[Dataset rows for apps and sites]
------------------------------------------------

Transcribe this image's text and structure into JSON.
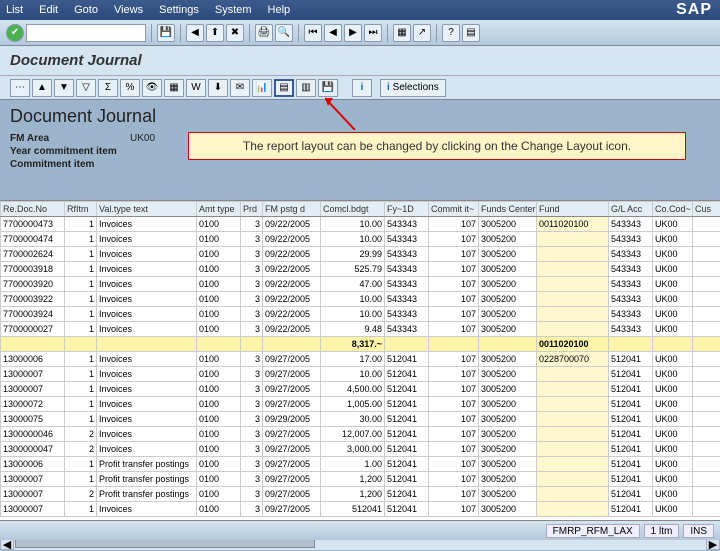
{
  "menubar": {
    "items": [
      "List",
      "Edit",
      "Goto",
      "Views",
      "Settings",
      "System",
      "Help"
    ],
    "logo": "SAP"
  },
  "header": {
    "title": "Document Journal"
  },
  "toolbar2": {
    "selections_label": "Selections"
  },
  "doc": {
    "title": "Document Journal",
    "meta": [
      {
        "label": "FM Area",
        "value": "UK00"
      },
      {
        "label": "Year commitment item",
        "value": ""
      },
      {
        "label": "Commitment item",
        "value": ""
      }
    ]
  },
  "callout": "The report layout can be changed by clicking on the Change Layout icon.",
  "table": {
    "headers": [
      "Re.Doc.No",
      "RfItm",
      "Val.type text",
      "Amt type",
      "Prd",
      "FM pstg d",
      "Comcl.bdgt",
      "Fy~1D",
      "Commit it~",
      "Funds Center",
      "Fund",
      "G/L Acc",
      "Co.Cod~",
      "Cus"
    ],
    "rows": [
      {
        "cells": [
          "7700000473",
          "1",
          "Invoices",
          "0100",
          "3",
          "09/22/2005",
          "10.00",
          "543343",
          "107",
          "3005200",
          "0011020100",
          "543343",
          "UK00",
          ""
        ]
      },
      {
        "cells": [
          "7700000474",
          "1",
          "Invoices",
          "0100",
          "3",
          "09/22/2005",
          "10.00",
          "543343",
          "107",
          "3005200",
          "",
          "543343",
          "UK00",
          ""
        ]
      },
      {
        "cells": [
          "7700002624",
          "1",
          "Invoices",
          "0100",
          "3",
          "09/22/2005",
          "29.99",
          "543343",
          "107",
          "3005200",
          "",
          "543343",
          "UK00",
          ""
        ]
      },
      {
        "cells": [
          "7700003918",
          "1",
          "Invoices",
          "0100",
          "3",
          "09/22/2005",
          "525.79",
          "543343",
          "107",
          "3005200",
          "",
          "543343",
          "UK00",
          ""
        ]
      },
      {
        "cells": [
          "7700003920",
          "1",
          "Invoices",
          "0100",
          "3",
          "09/22/2005",
          "47.00",
          "543343",
          "107",
          "3005200",
          "",
          "543343",
          "UK00",
          ""
        ]
      },
      {
        "cells": [
          "7700003922",
          "1",
          "Invoices",
          "0100",
          "3",
          "09/22/2005",
          "10.00",
          "543343",
          "107",
          "3005200",
          "",
          "543343",
          "UK00",
          ""
        ]
      },
      {
        "cells": [
          "7700003924",
          "1",
          "Invoices",
          "0100",
          "3",
          "09/22/2005",
          "10.00",
          "543343",
          "107",
          "3005200",
          "",
          "543343",
          "UK00",
          ""
        ]
      },
      {
        "cells": [
          "7700000027",
          "1",
          "Invoices",
          "0100",
          "3",
          "09/22/2005",
          "9.48",
          "543343",
          "107",
          "3005200",
          "",
          "543343",
          "UK00",
          ""
        ]
      },
      {
        "subtotal": true,
        "cells": [
          "",
          "",
          "",
          "",
          "",
          "",
          "8,317.~",
          "",
          "",
          "",
          "0011020100",
          "",
          "",
          ""
        ]
      },
      {
        "cells": [
          "13000006",
          "1",
          "Invoices",
          "0100",
          "3",
          "09/27/2005",
          "17.00",
          "512041",
          "107",
          "3005200",
          "0228700070",
          "512041",
          "UK00",
          ""
        ]
      },
      {
        "cells": [
          "13000007",
          "1",
          "Invoices",
          "0100",
          "3",
          "09/27/2005",
          "10.00",
          "512041",
          "107",
          "3005200",
          "",
          "512041",
          "UK00",
          ""
        ]
      },
      {
        "cells": [
          "13000007",
          "1",
          "Invoices",
          "0100",
          "3",
          "09/27/2005",
          "4,500.00",
          "512041",
          "107",
          "3005200",
          "",
          "512041",
          "UK00",
          ""
        ]
      },
      {
        "cells": [
          "13000072",
          "1",
          "Invoices",
          "0100",
          "3",
          "09/27/2005",
          "1,005.00",
          "512041",
          "107",
          "3005200",
          "",
          "512041",
          "UK00",
          ""
        ]
      },
      {
        "cells": [
          "13000075",
          "1",
          "Invoices",
          "0100",
          "3",
          "09/29/2005",
          "30.00",
          "512041",
          "107",
          "3005200",
          "",
          "512041",
          "UK00",
          ""
        ]
      },
      {
        "cells": [
          "1300000046",
          "2",
          "Invoices",
          "0100",
          "3",
          "09/27/2005",
          "12,007.00",
          "512041",
          "107",
          "3005200",
          "",
          "512041",
          "UK00",
          ""
        ]
      },
      {
        "cells": [
          "1300000047",
          "2",
          "Invoices",
          "0100",
          "3",
          "09/27/2005",
          "3,000.00",
          "512041",
          "107",
          "3005200",
          "",
          "512041",
          "UK00",
          ""
        ]
      },
      {
        "cells": [
          "13000006",
          "1",
          "Profit transfer postings",
          "0100",
          "3",
          "09/27/2005",
          "1.00",
          "512041",
          "107",
          "3005200",
          "",
          "512041",
          "UK00",
          ""
        ]
      },
      {
        "cells": [
          "13000007",
          "1",
          "Profit transfer postings",
          "0100",
          "3",
          "09/27/2005",
          "1,200",
          "512041",
          "107",
          "3005200",
          "",
          "512041",
          "UK00",
          ""
        ]
      },
      {
        "cells": [
          "13000007",
          "2",
          "Profit transfer postings",
          "0100",
          "3",
          "09/27/2005",
          "1,200",
          "512041",
          "107",
          "3005200",
          "",
          "512041",
          "UK00",
          ""
        ]
      },
      {
        "cells": [
          "13000007",
          "1",
          "Invoices",
          "0100",
          "3",
          "09/27/2005",
          "512041",
          "512041",
          "107",
          "3005200",
          "",
          "512041",
          "UK00",
          ""
        ]
      }
    ]
  },
  "statusbar": {
    "server": "FMRP_RFM_LAX",
    "client": "1 ltm",
    "sys": "INS"
  }
}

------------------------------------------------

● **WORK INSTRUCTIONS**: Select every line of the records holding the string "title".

● **EXERCISE RESPONSE**:
    "title": "Document Journal"
    "title": "Document Journal",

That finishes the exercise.